Encouraged by Tom and his friend Mr Yates, the young people decide to put on an amateur performance of the play Lovers' Vows. Edmund objects, believing Sir Thomas would disapprove and feeling that the subject matter of the play is inappropriate for his sisters. Edmund reluctantly agrees to take on the role of Anhalt, the lover of the character played by Mary Crawford. The play provides a pretext for Henry and Maria to flirt in public. Fanny observes this, but again Aunt Norris, caught up in the excitement of staging a play, does not.
Sir Thomas arrives home earlier than expected, while all are in the midst of rehearsal. He stops the theatricals. Henry, from whom Maria had imminently expected a marriage proposal, instead takes his leave, and she is not pleased. She goes ahead with marriage to Rushworth, with her father's permission. They honeymoon in Brighton and then settle in London, taking Julia with them. Fanny's improved appearance and gentle disposition endear her to Sir Thomas. With Maria and Julia gone, Fanny and Mary Crawford visit often.
Henry returns to Mansfield parsonage, intending to make Fanny fall in love with him. He does not succeed. To further his suit, he uses his family connections to help Fanny's brother William gain promotion as a naval lieutenant, to her great joy and gratitude. When Henry proposes marriage, Fanny rejects him out of hand. Sir Thomas is astonished at her refusal. He reproaches her for ingratitude, and encourages Henry to persevere.
To bring Fanny to her senses, Sir Thomas sends her for a visit to her parents in Portsmouth, hoping that the contrast will awaken her to the value of Henry's offer. She sets off with William and sees him in his first berth as a commissioned officer. At Portsmouth, she develops a firm bond with her younger sister Susan, but is taken aback by the contrast between her dissolute surroundings — noise, chaos, unpalatable food, crude conversation, and filth everywhere — and the harmonious environment at Mansfield. Henry visits her there. Although Fanny still refuses him, her attitude begins to soften, particularly as Edmund and Mary seem to be moving toward an engagement.

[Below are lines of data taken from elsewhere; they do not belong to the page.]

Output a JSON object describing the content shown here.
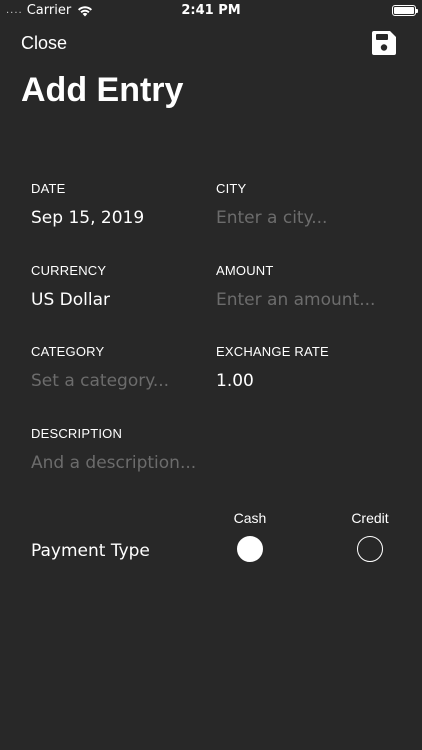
{
  "status_bar": {
    "signal": "....",
    "carrier": "Carrier",
    "time": "2:41 PM"
  },
  "nav": {
    "close_label": "Close",
    "save_icon": "floppy-disk-icon"
  },
  "title": "Add Entry",
  "form": {
    "date": {
      "label": "DATE",
      "value": "Sep 15, 2019"
    },
    "city": {
      "label": "CITY",
      "value": "",
      "placeholder": "Enter a city..."
    },
    "currency": {
      "label": "CURRENCY",
      "value": "US Dollar"
    },
    "amount": {
      "label": "AMOUNT",
      "value": "",
      "placeholder": "Enter an amount..."
    },
    "category": {
      "label": "CATEGORY",
      "value": "",
      "placeholder": "Set a category..."
    },
    "exchange_rate": {
      "label": "EXCHANGE RATE",
      "value": "1.00"
    },
    "description": {
      "label": "DESCRIPTION",
      "value": "",
      "placeholder": "And a description..."
    }
  },
  "payment": {
    "label": "Payment Type",
    "options": [
      {
        "label": "Cash",
        "selected": true
      },
      {
        "label": "Credit",
        "selected": false
      }
    ]
  },
  "colors": {
    "background": "#282828",
    "text": "#ffffff",
    "placeholder": "#6c6c6c"
  }
}
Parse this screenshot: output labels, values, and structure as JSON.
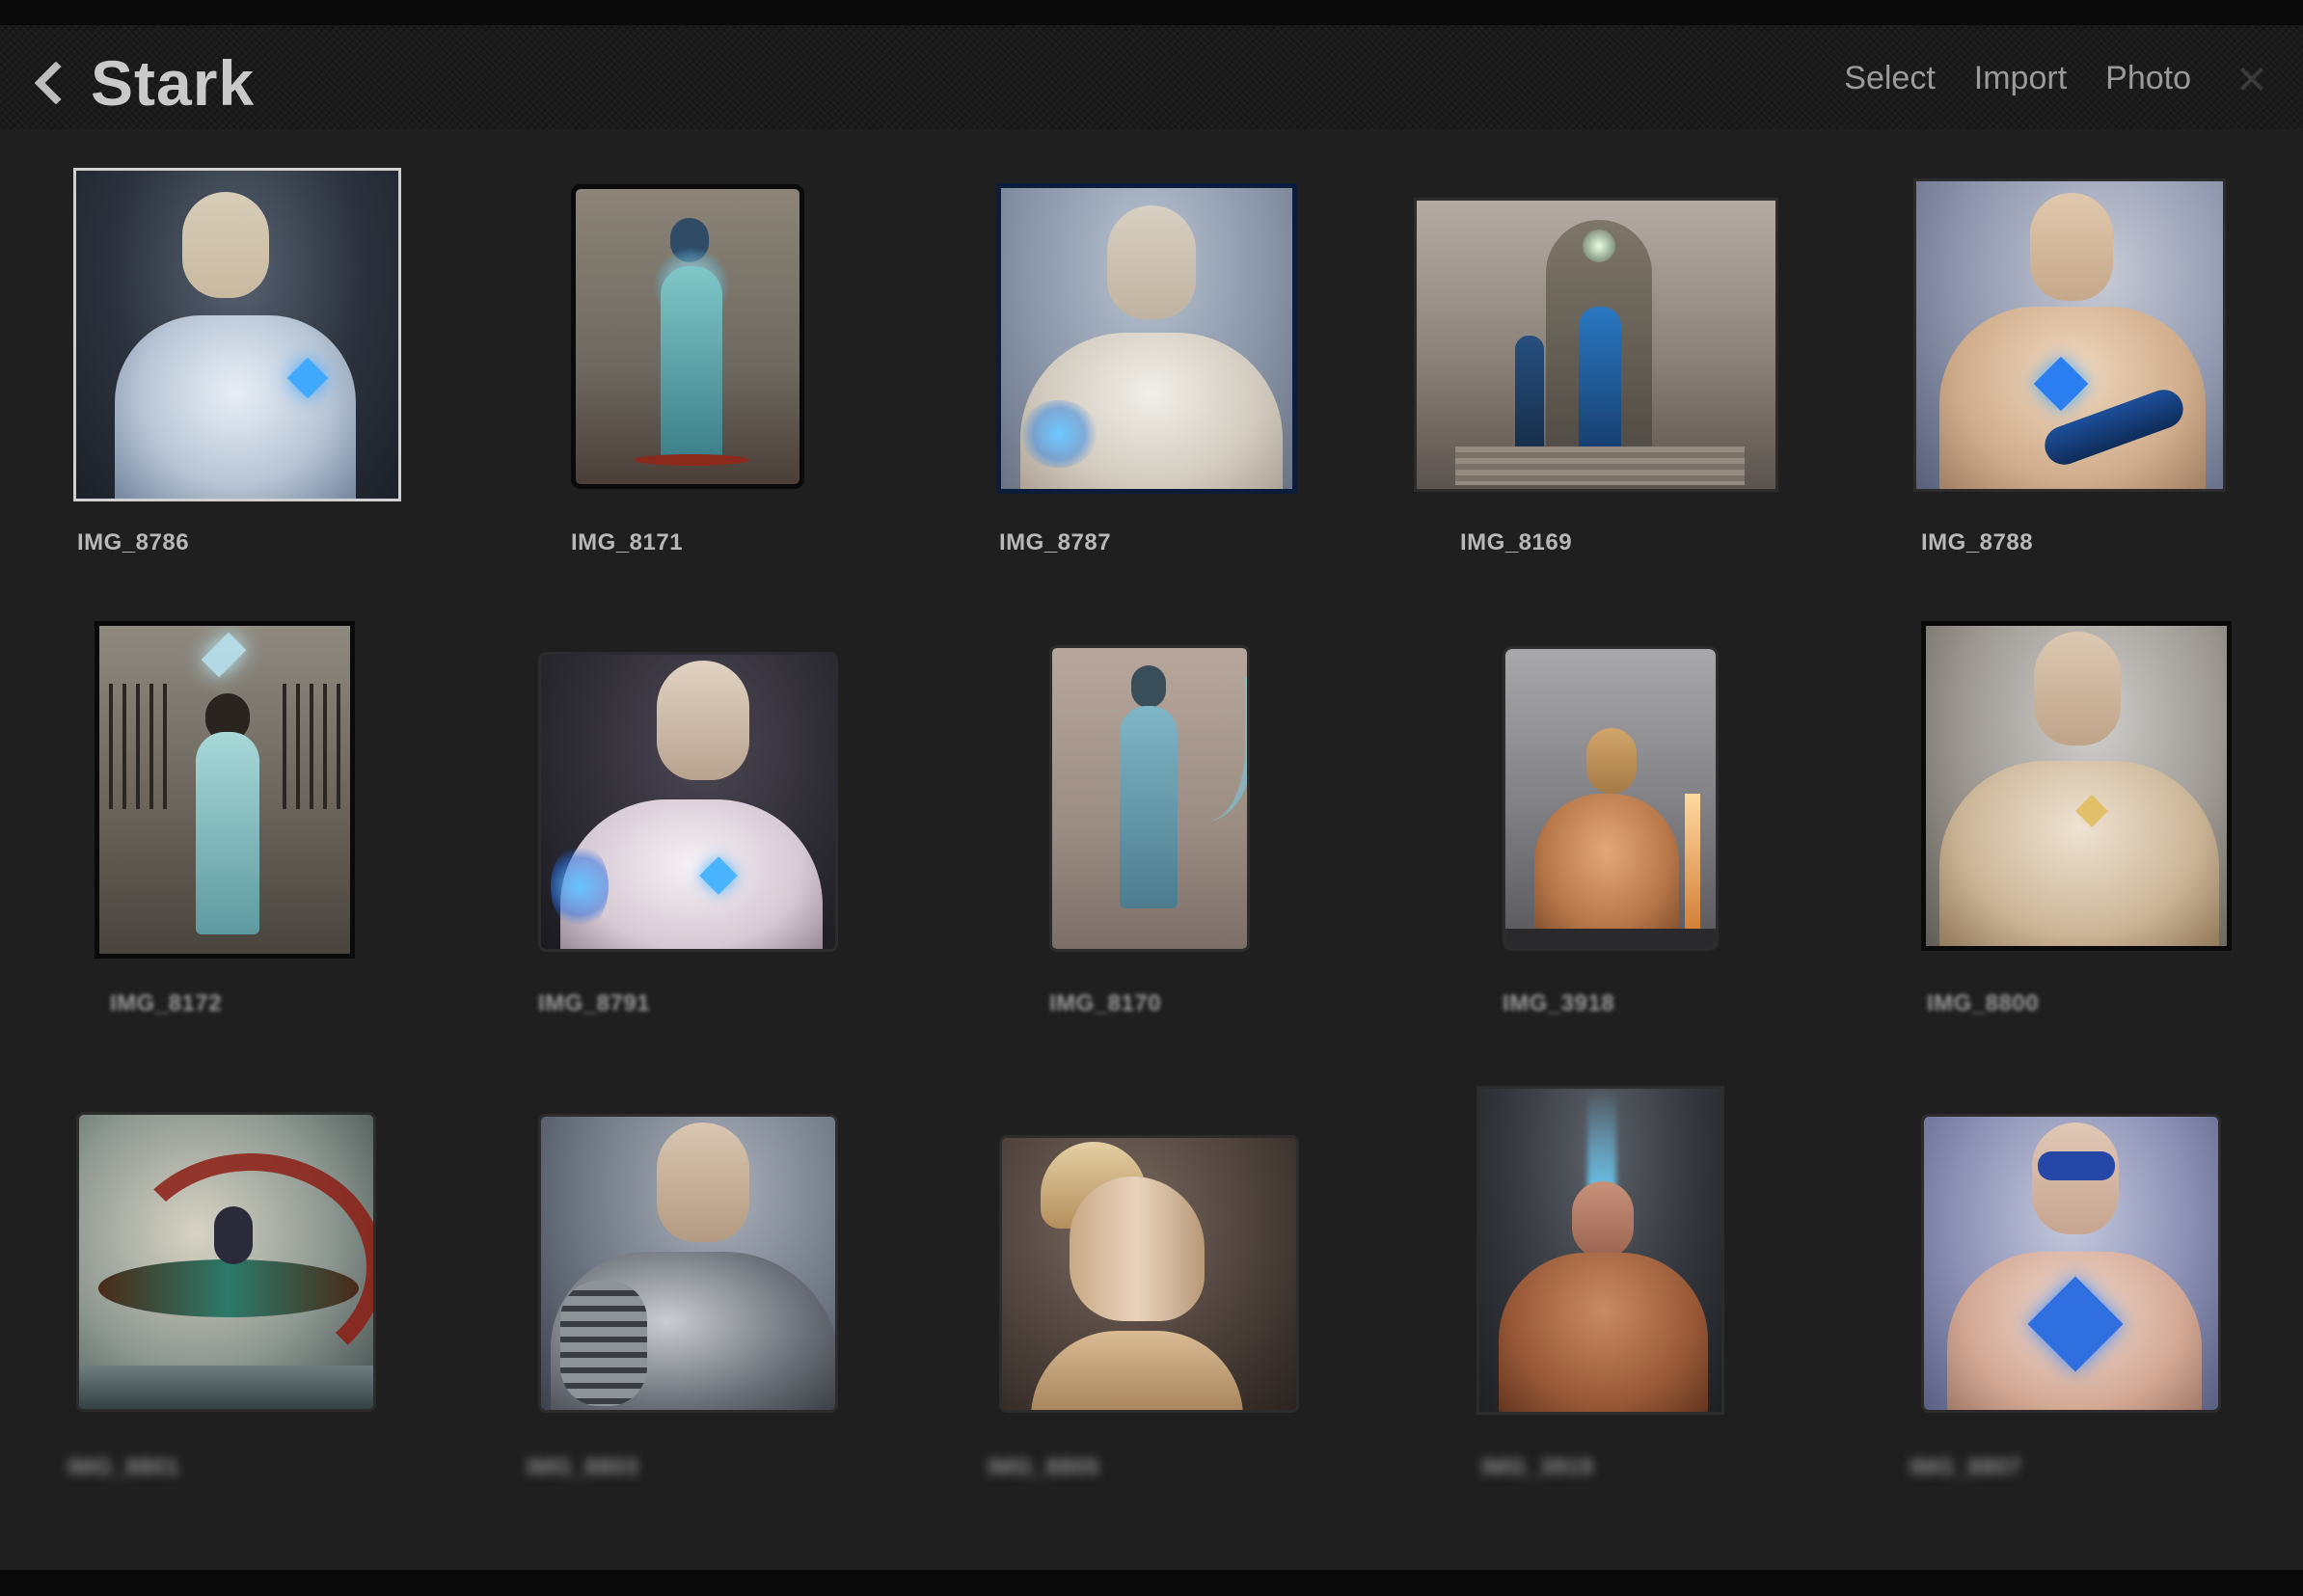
{
  "header": {
    "title": "Stark",
    "actions": {
      "select": "Select",
      "import": "Import",
      "photo": "Photo"
    }
  },
  "photos": [
    {
      "name": "IMG_8786"
    },
    {
      "name": "IMG_8171"
    },
    {
      "name": "IMG_8787"
    },
    {
      "name": "IMG_8169"
    },
    {
      "name": "IMG_8788"
    },
    {
      "name": "IMG_8172"
    },
    {
      "name": "IMG_8791"
    },
    {
      "name": "IMG_8170"
    },
    {
      "name": "IMG_3918"
    },
    {
      "name": "IMG_8800"
    },
    {
      "name": "IMG_8801"
    },
    {
      "name": "IMG_8803"
    },
    {
      "name": "IMG_8805"
    },
    {
      "name": "IMG_3919"
    },
    {
      "name": "IMG_8807"
    }
  ]
}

Henry leaves for London, and shortly afterward, Fanny learns that scandal has enveloped him and Maria. The two meet at a party and rekindle their flirtation, which leads to an affair. An indiscreet servant makes the affair public, and the story is in the newspapers. Maria runs away with Henry. Mr Rushworth sues Maria for divorce, and the proud Bertram family is devastated. Tom has fallen gravely ill as a result of his dissolute lifestyle, and Julia, fearing her father's anger for concealing Maria's affair, has eloped with Tom's friend Mr Yates.
Edmund takes Fanny and Susan to Mansfield Park. A repentant Sir Thomas realises that Fanny was right to reject Henry's proposal and now regards her as his daughter. During an emotional meeting with Mary Crawford, Edmund discovers that Mary does not condemn Henry and Maria's adultery, and regrets only that it was discovered. Her view is to cover it up. She blames Fanny for failing to accept Henry right away. Edmund is devastated to discover her true principles. He breaks off the relationship, returns to Mansfield Park.
Edmund slowly gets over his love for Mary. Then he comes to realise how important Fanny is to him. He declares his love for her, and they are married and eventually move to Mansfield parsonage, in the circle of those they love best. Tom recovers from his illness, a steadier and better man for it, and Julia's husband, Mr Yates, proves to be a respectable husband. Henry Crawford refuses to marry Maria. Her shame gives her no options, so her father sets her up in a house with Aunt Norris, out of his sight. Mary Crawford moves in with her sister, hoping for a husband.
Table of Contents:
Jane Austen. Mansfield Park
Mansfield Park (2007)